Although the county’s first capital improvement plan—in 1989 essentially an unfunded wish list—included an expanded central library and smaller branch, entreaties to build it fell on deaf ears for many years.

FOGL president Pat Atherholt of Manakin, who took up the drumbeat for an expanded library from the late Erma Britt, refused to give up. She worked with Democrat Earl Dickinson of Louisa, who represented Goochland in the General Assembly, to secure three $100,000 state appropriations for the project. The Friends and the county joined forces and funds that resulted conceptual plans to enlarge the old building to 6,000 square feet that gathered dust for a few years.

In 2000, the county purchased the site of the “new” library and finally appropriated additional funds for its construction.

On January 18, 2003, a frigid, snowy Saturday, the impossible came to pass when 259 volunteers moved 37,000 books from the old building to the new library, 368 days after breaking ground.

A cross section of the community—including offenders from the Virginia Correctional Center for Women and a myriad of local civic organizations and just plain folks—pitched in.

Initially the move was to be completed using a human chain stretching from the old building, opposite the Courthouse, to the new. Given the glacial weather, the move was streamlined to keep most of the movers indoors and pickup trucks ferried the tomes along River Road West.

Books were taken off the shelves in predetermined order and passed hand to hand to a fleet of volunteer trucks manned by our dear Rotarians. When the trucks arrived at the new library, they were unloaded and passed person to person to their new home. A little after 1 p.m. library manager Janet Melton placed the last book, a biography The Pigman and Me by Paul Zindel on a shelf.

Shuttling between libraries with a big grin on her face, Atherholt profusely thanked all participants.

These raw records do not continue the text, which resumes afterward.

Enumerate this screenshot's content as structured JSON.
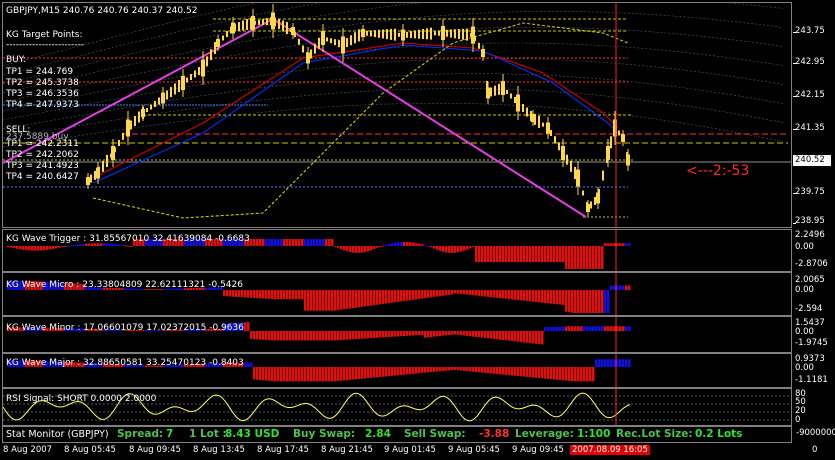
{
  "main_chart": {
    "title": "GBPJPY,M15  240.76 240.76 240.37 240.52",
    "target_title": "KG Target Points:",
    "target_underline": "------------------------",
    "buy_title": "BUY:",
    "buy_tps": [
      "TP1 = 244.769",
      "TP2 = 245.3738",
      "TP3 = 246.3536",
      "TP4 = 247.9373"
    ],
    "sell_title": "SELL:",
    "sell_tps": [
      "TP1 = 242.2311",
      "TP2 = 242.2062",
      "TP3 = 241.4923",
      "TP4 = 240.6427"
    ],
    "sell_overlay": "237.5889 buy",
    "countdown": "<---2:-53",
    "countdown_color": "#ff2a2a",
    "current_price": "240.52",
    "price_ticks": [
      "243.75",
      "242.95",
      "242.15",
      "241.35",
      "239.75",
      "238.95"
    ]
  },
  "indicators": [
    {
      "name": "KG Wave Trigger : 31.85567010 32.41639084 -0.6683",
      "ticks": [
        "2.2496",
        "0.00",
        "-2.8706"
      ]
    },
    {
      "name": "KG Wave Micro : 23.33804809 22.62111321 -0.5426",
      "ticks": [
        "2.0065",
        "0.00",
        "-2.594"
      ]
    },
    {
      "name": "KG Wave Minor : 17.06601079 17.02372015 -0.9636",
      "ticks": [
        "1.5437",
        "0.00",
        "-1.9745"
      ]
    },
    {
      "name": "KG Wave Major : 32.88650581 33.25470123 -0.8403",
      "ticks": [
        "0.9373",
        "0.00",
        "-1.1181"
      ]
    }
  ],
  "rsi": {
    "name": "RSI Signal: SHORT 0.0000 2.0000",
    "ticks": [
      "80",
      "50",
      "20",
      "0"
    ]
  },
  "status_bar": {
    "title": "Stat Monitor (GBPJPY)",
    "spread_label": "Spread:",
    "spread_value": "7",
    "lot_label": "1 Lot :",
    "lot_value": "8.43 USD",
    "buy_swap_label": "Buy Swap:",
    "buy_swap_value": "2.84",
    "sell_swap_label": "Sell Swap:",
    "sell_swap_value": "-3.88",
    "leverage_label": "Leverage:",
    "leverage_value": "1:100",
    "rec_lot_label": "Rec.Lot Size:",
    "rec_lot_value": "0.2 Lots",
    "right_value": "-9000000"
  },
  "time_axis": {
    "labels": [
      "8 Aug 2007",
      "8 Aug 05:45",
      "8 Aug 09:45",
      "8 Aug 13:45",
      "8 Aug 17:45",
      "8 Aug 21:45",
      "9 Aug 01:45",
      "9 Aug 05:45",
      "9 Aug 09:45"
    ],
    "highlight": "2007.08.09 16:05",
    "corner": "0"
  },
  "colors": {
    "candle": "#ffd84a",
    "magenta": "#e040e0",
    "buy_color": "#4080ff",
    "sell_color": "#c8c800",
    "red_level": "#ff3030",
    "positive_bar": "#1010e0",
    "negative_bar": "#e01010",
    "spread": "#4fc04f",
    "value_green": "#30e030",
    "red_value": "#ff3030"
  }
}
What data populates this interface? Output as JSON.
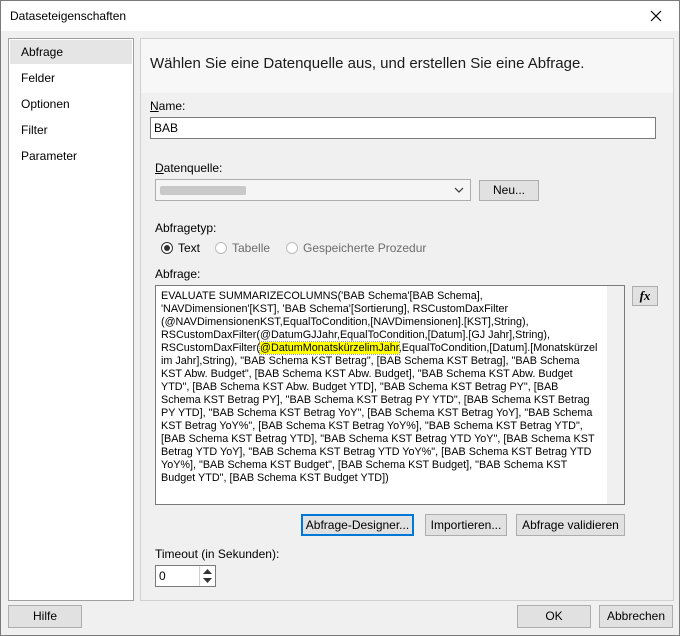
{
  "window": {
    "title": "Dataseteigenschaften"
  },
  "nav": {
    "items": [
      "Abfrage",
      "Felder",
      "Optionen",
      "Filter",
      "Parameter"
    ]
  },
  "main": {
    "heading": "Wählen Sie eine Datenquelle aus, und erstellen Sie eine Abfrage.",
    "name_label": "Name:",
    "name_value": "BAB",
    "datasource_label": "Datenquelle:",
    "new_button": "Neu...",
    "querytype_label": "Abfragetyp:",
    "querytype_options": [
      "Text",
      "Tabelle",
      "Gespeicherte Prozedur"
    ],
    "querytype_selected": "Text",
    "query_label": "Abfrage:",
    "query_before": "EVALUATE SUMMARIZECOLUMNS('BAB Schema'[BAB Schema], 'NAVDimensionen'[KST], 'BAB Schema'[Sortierung], RSCustomDaxFilter (@NAVDimensionenKST,EqualToCondition,[NAVDimensionen].[KST],String), RSCustomDaxFilter(@DatumGJJahr,EqualToCondition,[Datum].[GJ Jahr],String), RSCustomDaxFilter(",
    "query_highlight": "@DatumMonatskürzelimJahr",
    "query_after": ",EqualToCondition,[Datum].[Monatskürzel im Jahr],String), \"BAB Schema KST Betrag\", [BAB Schema KST Betrag], \"BAB Schema KST Abw. Budget\", [BAB Schema KST Abw. Budget], \"BAB Schema KST Abw. Budget YTD\", [BAB Schema KST Abw. Budget YTD], \"BAB Schema KST Betrag PY\", [BAB Schema KST Betrag PY], \"BAB Schema KST Betrag PY YTD\", [BAB Schema KST Betrag PY YTD], \"BAB Schema KST Betrag YoY\", [BAB Schema KST Betrag YoY], \"BAB Schema KST Betrag YoY%\", [BAB Schema KST Betrag YoY%], \"BAB Schema KST Betrag YTD\", [BAB Schema KST Betrag YTD], \"BAB Schema KST Betrag YTD YoY\", [BAB Schema KST Betrag YTD YoY], \"BAB Schema KST Betrag YTD YoY%\", [BAB Schema KST Betrag YTD YoY%], \"BAB Schema KST Budget\", [BAB Schema KST Budget], \"BAB Schema KST Budget YTD\", [BAB Schema KST Budget YTD])",
    "fx_label": "fx",
    "designer_button": "Abfrage-Designer...",
    "import_button": "Importieren...",
    "validate_button": "Abfrage validieren",
    "timeout_label": "Timeout (in Sekunden):",
    "timeout_value": "0"
  },
  "footer": {
    "help_button": "Hilfe",
    "ok_button": "OK",
    "cancel_button": "Abbrechen"
  }
}
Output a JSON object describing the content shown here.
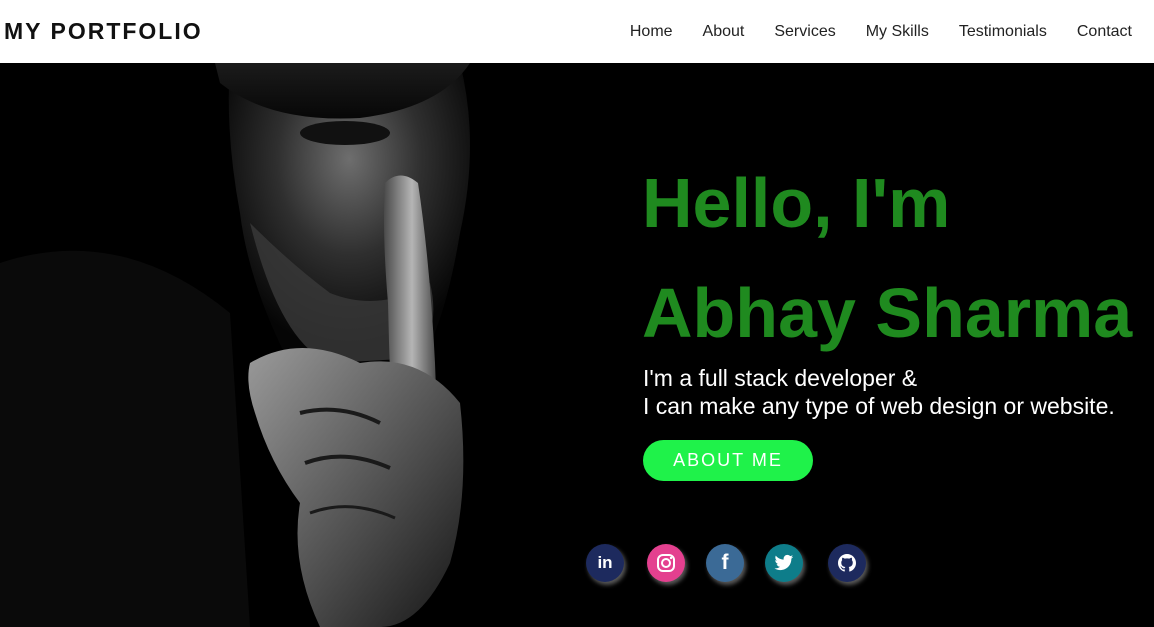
{
  "nav": {
    "brand": "MY PORTFOLIO",
    "links": [
      "Home",
      "About",
      "Services",
      "My Skills",
      "Testimonials",
      "Contact"
    ]
  },
  "hero": {
    "greeting": "Hello, I'm",
    "name": "Abhay Sharma",
    "tagline_line1": "I'm a full stack developer &",
    "tagline_line2": "I can make any type of web design or website.",
    "button_label": "ABOUT ME"
  },
  "social": [
    {
      "icon": "linkedin-icon",
      "glyph": "in",
      "color": "#1d2a5e"
    },
    {
      "icon": "instagram-icon",
      "color": "#e4408f"
    },
    {
      "icon": "facebook-icon",
      "glyph": "f",
      "color": "#3b6a96"
    },
    {
      "icon": "twitter-icon",
      "color": "#0e7d8a"
    },
    {
      "icon": "github-icon",
      "color": "#1d2a5e"
    }
  ],
  "colors": {
    "accent_green": "#1f8a1f",
    "button_green": "#1ff24a"
  }
}
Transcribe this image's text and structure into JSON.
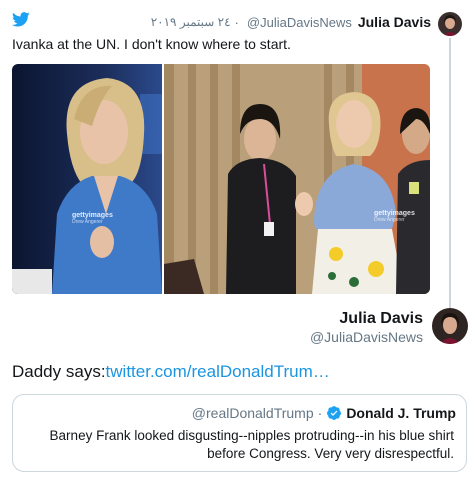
{
  "parent_tweet": {
    "author_name": "Julia Davis",
    "author_handle": "@JuliaDavisNews",
    "date": "٢٤ سبتمبر ٢٠١٩",
    "text": "Ivanka at the UN. I don't know where to start.",
    "media": [
      {
        "watermark": "gettyimages",
        "credit": "Drew Angerer"
      },
      {
        "watermark": "gettyimages",
        "credit": "Drew Angerer"
      }
    ]
  },
  "reply_tweet": {
    "author_name": "Julia Davis",
    "author_handle": "@JuliaDavisNews",
    "text_prefix": "Daddy says:",
    "link_text": "twitter.com/realDonaldTrum…"
  },
  "quoted_tweet": {
    "author_name": "Donald J. Trump",
    "author_handle": "@realDonaldTrump",
    "text": "Barney Frank looked disgusting--nipples protruding--in his blue shirt before Congress. Very very disrespectful."
  },
  "icons": {
    "brand": "twitter-bird-icon",
    "verified": "verified-badge-icon"
  },
  "colors": {
    "link": "#1b95e0",
    "secondary_text": "#657786",
    "border": "#ccd6dd",
    "twitter_blue": "#1da1f2"
  }
}
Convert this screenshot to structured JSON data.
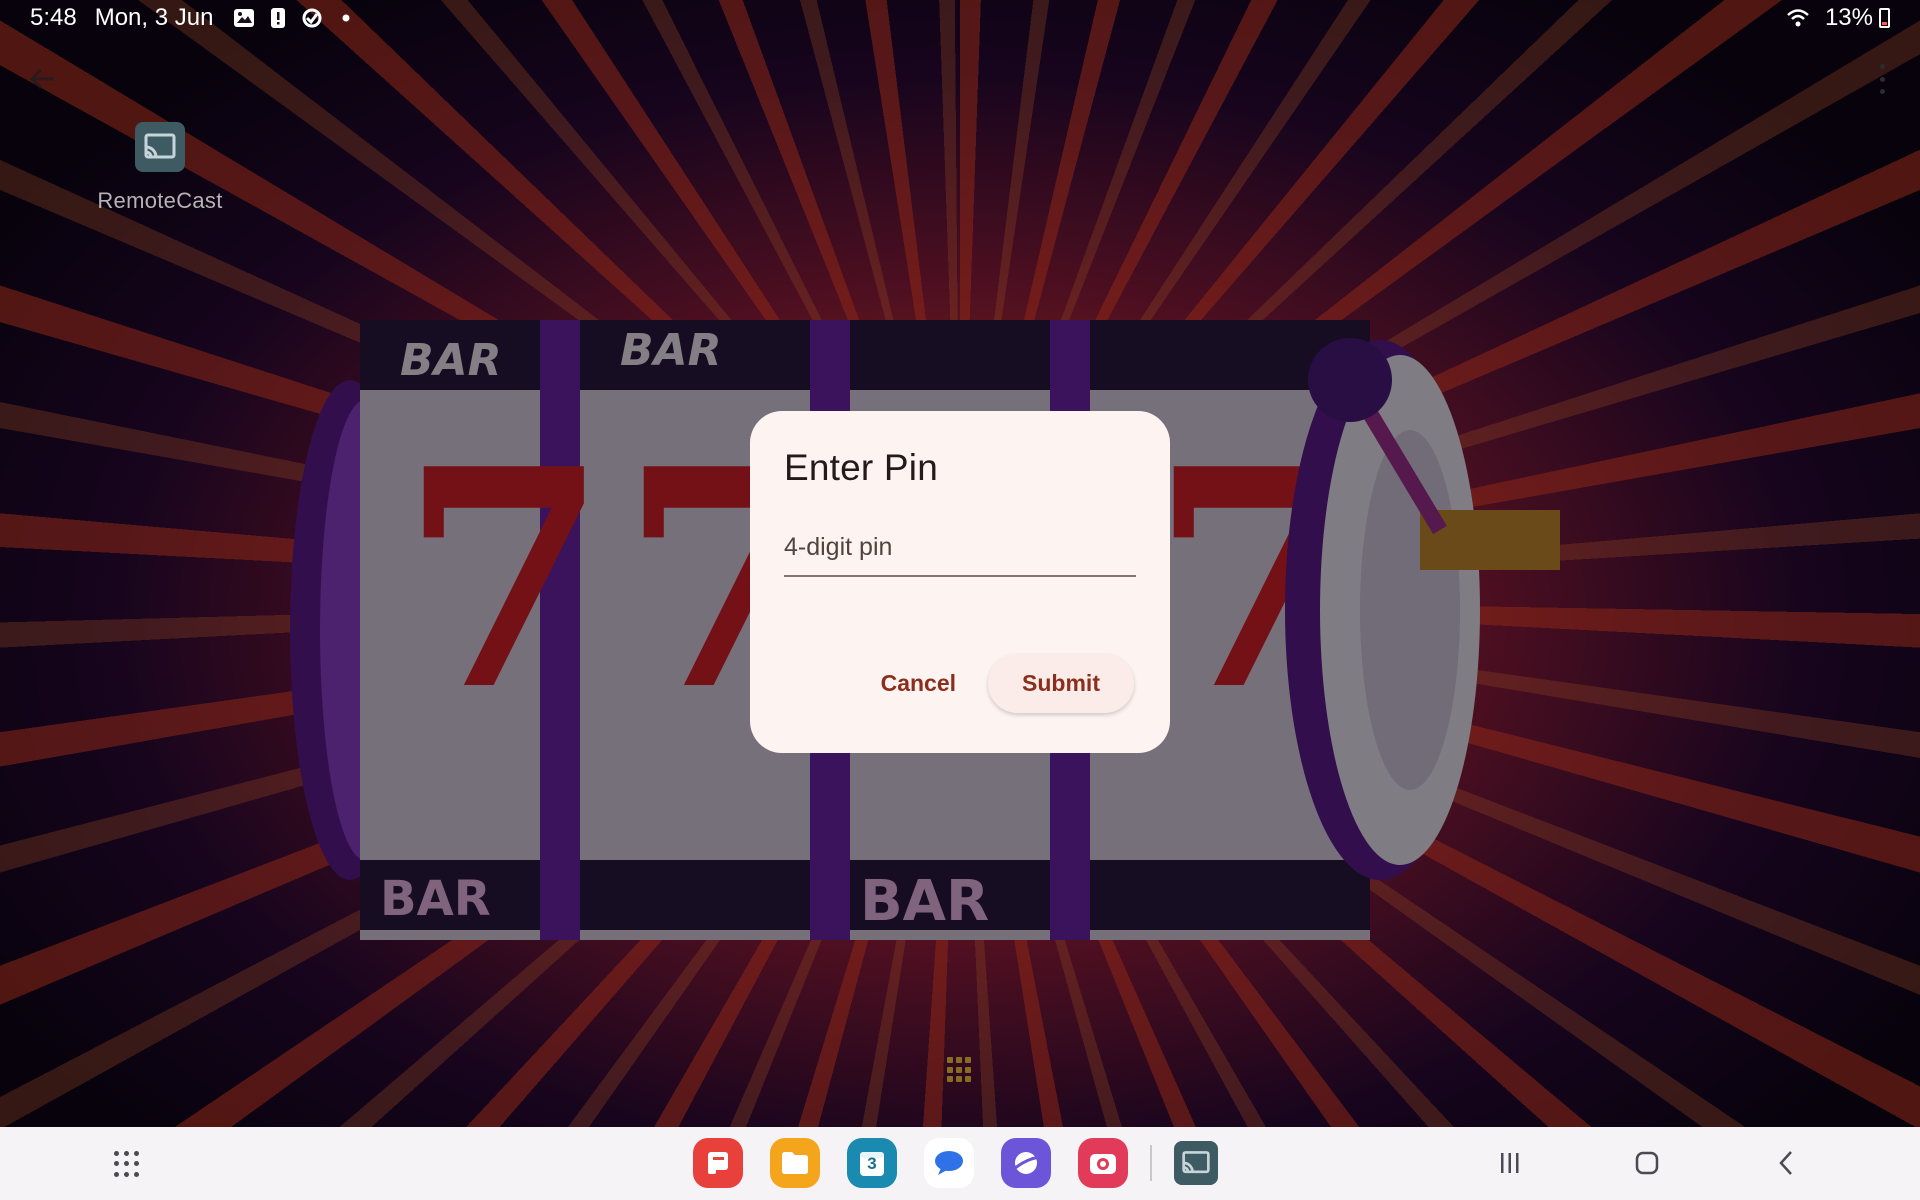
{
  "status_bar": {
    "time": "5:48",
    "date": "Mon, 3 Jun",
    "battery": "13%",
    "icons": [
      "gallery-icon",
      "alert-icon",
      "sync-icon",
      "dot-icon",
      "wifi-icon",
      "battery-icon"
    ]
  },
  "app": {
    "name": "RemoteCast",
    "icon": "cast-icon"
  },
  "dialog": {
    "title": "Enter Pin",
    "pin_placeholder": "4-digit pin",
    "pin_value": "",
    "cancel_label": "Cancel",
    "submit_label": "Submit"
  },
  "wallpaper": {
    "reel_texts": [
      "BAR",
      "BAR",
      "BAR",
      "BAR"
    ],
    "reel_sevens": [
      "7",
      "7",
      "7"
    ]
  },
  "taskbar": {
    "dock_apps": [
      {
        "name": "Flipboard-style app",
        "icon": "notes-icon",
        "color": "#e8403a"
      },
      {
        "name": "My Files",
        "icon": "folder-icon",
        "color": "#f5a51c"
      },
      {
        "name": "Calendar",
        "icon": "calendar-icon",
        "color": "#1b8ab1",
        "badge": "3"
      },
      {
        "name": "Messages",
        "icon": "messages-icon",
        "color": "#2f72e8"
      },
      {
        "name": "Internet",
        "icon": "browser-icon",
        "color": "#6c55d9"
      },
      {
        "name": "Camera",
        "icon": "camera-icon",
        "color": "#e23b5a"
      },
      {
        "name": "RemoteCast",
        "icon": "cast-icon",
        "color": "#3e5a62"
      }
    ],
    "nav": [
      "recents-icon",
      "home-icon",
      "back-icon"
    ]
  },
  "colors": {
    "dialog_bg": "#fdf3f1",
    "accent": "#8a2f1c",
    "taskbar_bg": "#f6f3f6"
  }
}
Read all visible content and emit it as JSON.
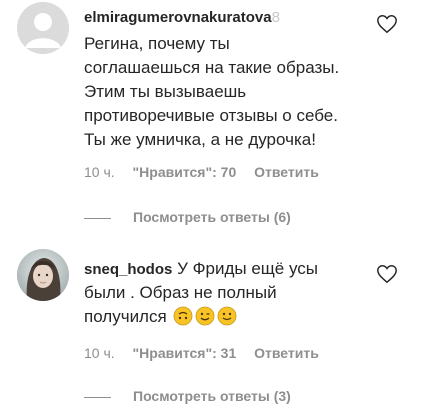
{
  "comments": [
    {
      "username": "elmiragumerovnakuratova",
      "username_faded": "8",
      "text_lines": [
        "Регина, почему ты",
        "соглашаешься на такие образы.",
        "Этим ты вызываешь",
        "противоречивые отзывы о себе.",
        "Ты же умничка, а не дурочка!"
      ],
      "time": "10 ч.",
      "likes": "\"Нравится\": 70",
      "reply_label": "Ответить",
      "view_replies": "Посмотреть ответы (6)"
    },
    {
      "username": "sneq_hodos",
      "text_inline": "У Фриды ещё усы",
      "text_lines": [
        "были . Образ не полный",
        "получился"
      ],
      "emojis": [
        "upside-down-face-icon",
        "winking-face-icon",
        "slightly-smiling-face-icon"
      ],
      "time": "10 ч.",
      "likes": "\"Нравится\": 31",
      "reply_label": "Ответить",
      "view_replies": "Посмотреть ответы (3)"
    }
  ],
  "colors": {
    "text": "#262626",
    "secondary": "#8e8e8e",
    "emoji_yellow": "#f7c325"
  }
}
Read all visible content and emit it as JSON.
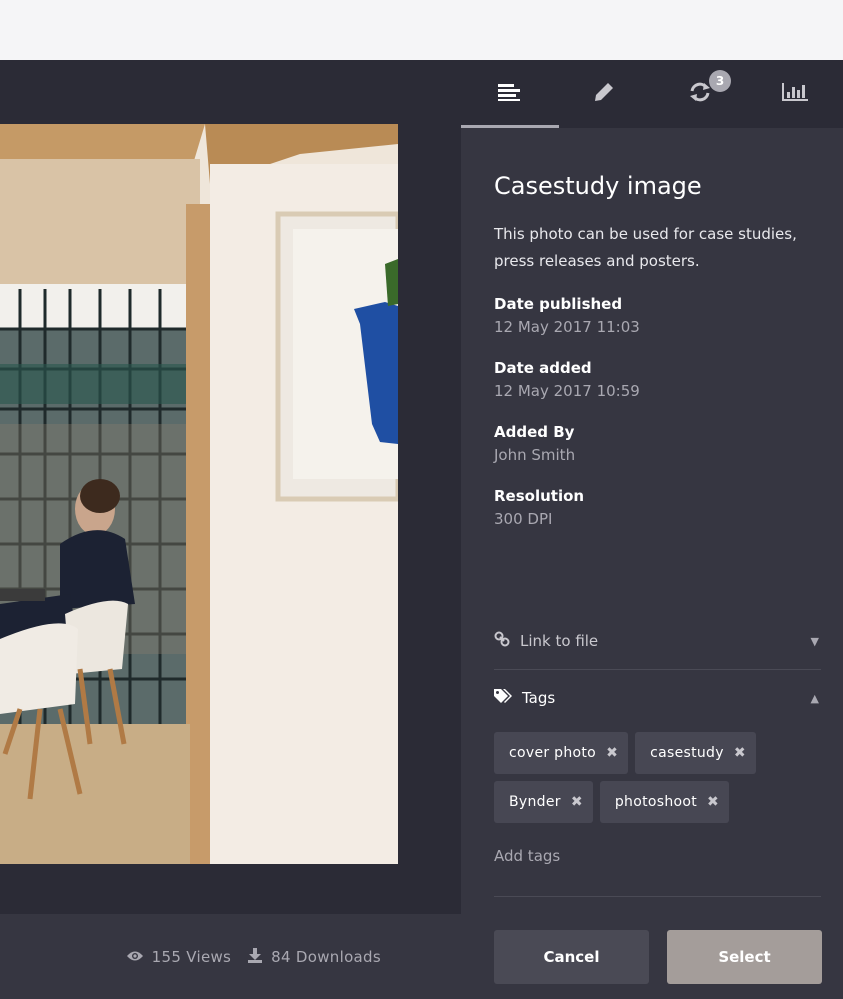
{
  "tabs": [
    {
      "label": "Info",
      "icon": "align-left-icon",
      "active": true
    },
    {
      "label": "Edit",
      "icon": "pencil-icon",
      "active": false
    },
    {
      "label": "Versions",
      "icon": "refresh-icon",
      "active": false,
      "badge": "3"
    },
    {
      "label": "Statistics",
      "icon": "bar-chart-icon",
      "active": false
    }
  ],
  "asset": {
    "title": "Casestudy image",
    "description_line1": "This photo can be used for case studies,",
    "description_line2": "press releases and posters."
  },
  "fields": [
    {
      "label": "Date published",
      "value": "12 May  2017 11:03"
    },
    {
      "label": "Date added",
      "value": "12 May  2017 10:59"
    },
    {
      "label": "Added By",
      "value": "John Smith"
    },
    {
      "label": "Resolution",
      "value": "300 DPI"
    }
  ],
  "link_section": {
    "label": "Link to file",
    "expanded": false
  },
  "tags_section": {
    "label": "Tags",
    "expanded": true,
    "tags": [
      "cover photo",
      "casestudy",
      "Bynder",
      "photoshoot"
    ],
    "add_label": "Add tags"
  },
  "stats": {
    "views": "155 Views",
    "downloads": "84 Downloads"
  },
  "actions": {
    "cancel_label": "Cancel",
    "select_label": "Select"
  },
  "colors": {
    "background": "#2b2b36",
    "panel": "#363641",
    "tag": "#474753",
    "accent": "#a49d9a"
  }
}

Book movers chatted about their favorite reads as volumes passed through their fingers, greeted old friend and made new ones before day ended.

Before the doors were closed and the heat turned on, the new library had lived up to one facet of its mission statement: to be a place for community engagement.

The official dedication occurred a bit later in the year on a perfect Sunday afternoon.

Once open, the library seemed as though it had been there forever. Every day our amazing staff tirelessly serves patrons. Books, DVDs, audio books, magazines and other materials stream in and out. The online Pamcat catalog lets patrons order materials for pick up in Goochland. Go to http://www.pamunkeylibrary.org to view all services.

The meeting room soon became a favorite location for meetings and events of all sorts and almost constantly in use.

The Pamunkey Regional Library is a consortium of several counties who pool their resources to provide a wide range of library materials and services to patrons. Interlibrary loan of other materials can also be arranged.

From the start, the library computers have provided the only high speed internet access available to some citizens. A modest expansion currently underway will add additional computers. The structure is funded by cash proffer money collected from new homes. The computers and furniture will be funded by FOGL.

Pamunkey Library cards are free to all Goochland residents. Neighboring jurisdictions like Henrico have reciprocity agreements with the Pamunkey system which enable you to use their materials at no charge.

Please visit and get to know your library. Take a look around and don’t miss the story well and wildlife mural in the children’s section. Painted by local artist Patti Rosner, the mural was funded by FOGL, including a bequest by the late Eva Foster a former District 5 supervisor, and depicts animals that do and did live in Goochland.

FOGL also helps fund programs throughout the year as well as some capital expenses including things like furniture and signage.

The Goochland Branch Library is a local treasure. Come see why and have some cake!